Show me the money: Estimating public expenditures to improve outcomes for children, families, and communitiesedit

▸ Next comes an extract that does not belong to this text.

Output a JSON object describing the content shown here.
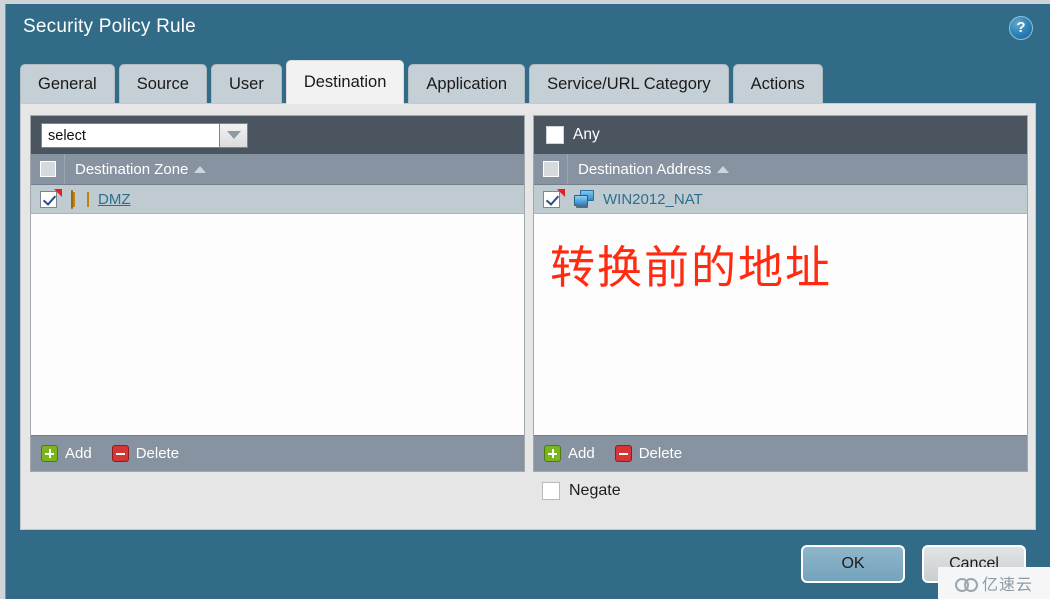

Understanding how money is spent to educate children and support families in local communities can help improve community decision making about public resources. This article reports on a process used in Los Angeles to derive estimates of total public expenditures on services for children and families in the community around the University of Southern California campus. Findings reveal the substantial amount of public resources spent by schools and other public agencies in one inner-city community. They also show that only one-half of the resources available for children in this inner-city neighborhood are controlled by the school district. Because each institution is responsible for its own budget, an overview of combined resources is generally not available to inform policy makers and help community groups take local action. The authors suggest steps that could be used to better understand resource allocation patterns in other communities.